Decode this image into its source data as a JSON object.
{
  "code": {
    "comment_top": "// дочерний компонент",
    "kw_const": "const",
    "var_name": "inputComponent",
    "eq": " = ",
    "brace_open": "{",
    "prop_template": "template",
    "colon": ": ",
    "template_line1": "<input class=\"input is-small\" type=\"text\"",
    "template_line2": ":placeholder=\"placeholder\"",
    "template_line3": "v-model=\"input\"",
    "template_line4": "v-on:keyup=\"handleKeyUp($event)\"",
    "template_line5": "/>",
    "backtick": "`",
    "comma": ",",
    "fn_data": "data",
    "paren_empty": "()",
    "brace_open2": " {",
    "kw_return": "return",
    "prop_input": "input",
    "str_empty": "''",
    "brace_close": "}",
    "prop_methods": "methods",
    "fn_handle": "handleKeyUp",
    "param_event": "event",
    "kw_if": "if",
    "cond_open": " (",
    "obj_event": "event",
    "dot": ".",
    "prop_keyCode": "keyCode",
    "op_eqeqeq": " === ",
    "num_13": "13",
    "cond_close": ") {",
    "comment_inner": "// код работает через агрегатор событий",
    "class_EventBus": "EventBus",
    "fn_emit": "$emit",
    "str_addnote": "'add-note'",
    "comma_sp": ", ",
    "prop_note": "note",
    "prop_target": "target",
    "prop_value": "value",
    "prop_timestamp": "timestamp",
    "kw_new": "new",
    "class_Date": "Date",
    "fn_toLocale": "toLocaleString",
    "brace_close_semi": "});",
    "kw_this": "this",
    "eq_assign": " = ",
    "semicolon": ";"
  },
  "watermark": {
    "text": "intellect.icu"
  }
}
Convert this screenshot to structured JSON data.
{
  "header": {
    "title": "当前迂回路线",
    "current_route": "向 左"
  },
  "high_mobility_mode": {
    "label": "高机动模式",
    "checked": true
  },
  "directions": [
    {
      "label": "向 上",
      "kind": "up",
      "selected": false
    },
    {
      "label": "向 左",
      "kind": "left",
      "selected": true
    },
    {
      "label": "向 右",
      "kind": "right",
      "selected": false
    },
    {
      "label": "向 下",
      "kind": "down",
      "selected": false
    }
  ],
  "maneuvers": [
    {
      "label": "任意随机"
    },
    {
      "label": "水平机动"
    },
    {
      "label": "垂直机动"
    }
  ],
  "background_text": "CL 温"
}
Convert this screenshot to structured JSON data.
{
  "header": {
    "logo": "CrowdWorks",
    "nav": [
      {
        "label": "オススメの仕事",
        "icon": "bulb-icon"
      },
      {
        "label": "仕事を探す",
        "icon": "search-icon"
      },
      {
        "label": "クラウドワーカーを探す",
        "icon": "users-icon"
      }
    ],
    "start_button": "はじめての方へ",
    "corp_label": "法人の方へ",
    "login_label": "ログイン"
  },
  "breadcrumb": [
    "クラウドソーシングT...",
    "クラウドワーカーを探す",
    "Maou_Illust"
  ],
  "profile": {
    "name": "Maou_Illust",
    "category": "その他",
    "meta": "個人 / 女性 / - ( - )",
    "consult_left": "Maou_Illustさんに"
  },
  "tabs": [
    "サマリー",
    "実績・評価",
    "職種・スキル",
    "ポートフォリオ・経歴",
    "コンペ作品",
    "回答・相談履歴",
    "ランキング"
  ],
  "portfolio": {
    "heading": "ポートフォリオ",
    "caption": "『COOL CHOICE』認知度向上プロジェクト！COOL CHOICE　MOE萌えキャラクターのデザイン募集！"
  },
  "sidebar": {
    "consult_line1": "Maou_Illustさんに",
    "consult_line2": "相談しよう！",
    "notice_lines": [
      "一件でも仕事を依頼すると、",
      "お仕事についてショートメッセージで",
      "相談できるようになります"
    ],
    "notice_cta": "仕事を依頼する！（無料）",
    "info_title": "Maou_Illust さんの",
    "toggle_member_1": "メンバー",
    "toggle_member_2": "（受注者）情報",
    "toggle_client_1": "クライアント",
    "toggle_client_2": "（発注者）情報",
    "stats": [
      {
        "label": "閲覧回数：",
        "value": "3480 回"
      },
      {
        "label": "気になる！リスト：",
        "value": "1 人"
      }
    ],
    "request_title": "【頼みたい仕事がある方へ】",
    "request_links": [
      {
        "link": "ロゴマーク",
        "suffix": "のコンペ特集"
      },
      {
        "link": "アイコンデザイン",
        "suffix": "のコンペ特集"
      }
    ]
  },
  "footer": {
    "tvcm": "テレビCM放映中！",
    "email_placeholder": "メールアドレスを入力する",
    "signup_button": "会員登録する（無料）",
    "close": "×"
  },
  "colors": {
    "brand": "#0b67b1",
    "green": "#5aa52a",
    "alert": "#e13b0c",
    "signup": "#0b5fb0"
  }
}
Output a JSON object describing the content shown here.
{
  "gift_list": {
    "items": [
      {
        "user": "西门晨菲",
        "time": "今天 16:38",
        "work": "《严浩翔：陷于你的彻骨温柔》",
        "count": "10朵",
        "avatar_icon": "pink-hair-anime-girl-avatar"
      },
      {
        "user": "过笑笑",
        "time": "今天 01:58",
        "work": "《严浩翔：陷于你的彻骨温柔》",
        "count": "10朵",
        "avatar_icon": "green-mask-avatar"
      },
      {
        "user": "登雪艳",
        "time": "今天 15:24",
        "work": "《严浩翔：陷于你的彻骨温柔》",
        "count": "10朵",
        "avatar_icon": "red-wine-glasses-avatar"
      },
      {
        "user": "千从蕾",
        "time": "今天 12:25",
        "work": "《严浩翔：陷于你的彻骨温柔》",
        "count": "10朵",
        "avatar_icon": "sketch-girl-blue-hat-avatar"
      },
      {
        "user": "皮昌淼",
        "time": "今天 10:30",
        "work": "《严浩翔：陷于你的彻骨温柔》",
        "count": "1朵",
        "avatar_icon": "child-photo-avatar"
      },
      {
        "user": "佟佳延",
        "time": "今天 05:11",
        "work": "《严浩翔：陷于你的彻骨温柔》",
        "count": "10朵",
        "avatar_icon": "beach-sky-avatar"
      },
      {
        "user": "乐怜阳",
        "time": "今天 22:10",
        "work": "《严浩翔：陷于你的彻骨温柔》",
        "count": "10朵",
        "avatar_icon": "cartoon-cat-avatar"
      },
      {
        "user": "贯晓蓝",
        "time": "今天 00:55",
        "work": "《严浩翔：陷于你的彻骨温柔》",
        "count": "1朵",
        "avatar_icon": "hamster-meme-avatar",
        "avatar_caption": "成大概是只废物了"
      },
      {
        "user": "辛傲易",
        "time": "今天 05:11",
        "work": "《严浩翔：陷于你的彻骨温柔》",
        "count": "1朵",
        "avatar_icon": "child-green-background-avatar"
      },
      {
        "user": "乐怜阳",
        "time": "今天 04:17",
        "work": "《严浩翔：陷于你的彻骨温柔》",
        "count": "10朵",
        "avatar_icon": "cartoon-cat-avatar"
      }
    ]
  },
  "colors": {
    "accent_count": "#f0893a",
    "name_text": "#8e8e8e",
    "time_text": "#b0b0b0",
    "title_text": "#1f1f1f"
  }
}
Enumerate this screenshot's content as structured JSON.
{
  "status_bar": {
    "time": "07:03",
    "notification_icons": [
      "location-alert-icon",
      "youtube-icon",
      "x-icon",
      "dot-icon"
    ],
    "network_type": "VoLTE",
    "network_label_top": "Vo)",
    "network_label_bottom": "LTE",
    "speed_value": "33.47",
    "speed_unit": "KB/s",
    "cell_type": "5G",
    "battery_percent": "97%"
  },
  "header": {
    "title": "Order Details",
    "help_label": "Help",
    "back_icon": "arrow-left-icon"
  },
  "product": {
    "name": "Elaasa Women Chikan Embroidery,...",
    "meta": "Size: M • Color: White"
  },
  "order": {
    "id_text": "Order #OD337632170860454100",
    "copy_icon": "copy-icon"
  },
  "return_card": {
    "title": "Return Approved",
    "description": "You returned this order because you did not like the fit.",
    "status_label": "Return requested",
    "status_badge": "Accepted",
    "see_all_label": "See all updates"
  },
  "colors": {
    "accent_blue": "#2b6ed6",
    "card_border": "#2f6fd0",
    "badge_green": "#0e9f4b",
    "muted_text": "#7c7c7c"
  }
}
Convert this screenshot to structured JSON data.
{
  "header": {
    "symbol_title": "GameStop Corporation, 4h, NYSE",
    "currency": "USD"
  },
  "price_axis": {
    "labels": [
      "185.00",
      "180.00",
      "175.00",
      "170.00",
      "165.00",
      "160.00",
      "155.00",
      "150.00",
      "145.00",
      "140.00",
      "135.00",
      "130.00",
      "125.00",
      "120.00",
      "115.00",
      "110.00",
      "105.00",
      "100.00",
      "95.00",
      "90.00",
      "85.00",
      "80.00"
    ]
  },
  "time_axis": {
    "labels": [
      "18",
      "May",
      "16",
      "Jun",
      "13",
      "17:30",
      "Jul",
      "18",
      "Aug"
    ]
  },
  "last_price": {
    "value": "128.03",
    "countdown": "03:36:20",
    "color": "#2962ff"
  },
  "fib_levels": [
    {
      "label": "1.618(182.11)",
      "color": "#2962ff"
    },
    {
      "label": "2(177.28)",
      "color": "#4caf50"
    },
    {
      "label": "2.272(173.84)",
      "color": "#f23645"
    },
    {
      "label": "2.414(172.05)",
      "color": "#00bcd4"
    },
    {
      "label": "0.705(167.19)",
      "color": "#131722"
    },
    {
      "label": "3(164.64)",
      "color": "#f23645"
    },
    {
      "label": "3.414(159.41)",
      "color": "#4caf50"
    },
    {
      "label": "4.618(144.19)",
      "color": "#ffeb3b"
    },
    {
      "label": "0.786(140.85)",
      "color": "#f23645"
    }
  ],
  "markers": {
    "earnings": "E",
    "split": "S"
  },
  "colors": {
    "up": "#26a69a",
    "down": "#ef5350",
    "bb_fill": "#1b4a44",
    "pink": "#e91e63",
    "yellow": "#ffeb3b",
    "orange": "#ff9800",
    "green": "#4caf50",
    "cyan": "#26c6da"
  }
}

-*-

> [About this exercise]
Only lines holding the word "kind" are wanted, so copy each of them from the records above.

> [Task result]
      "kind": "up",
      "kind": "left",
      "kind": "right",
      "kind": "down",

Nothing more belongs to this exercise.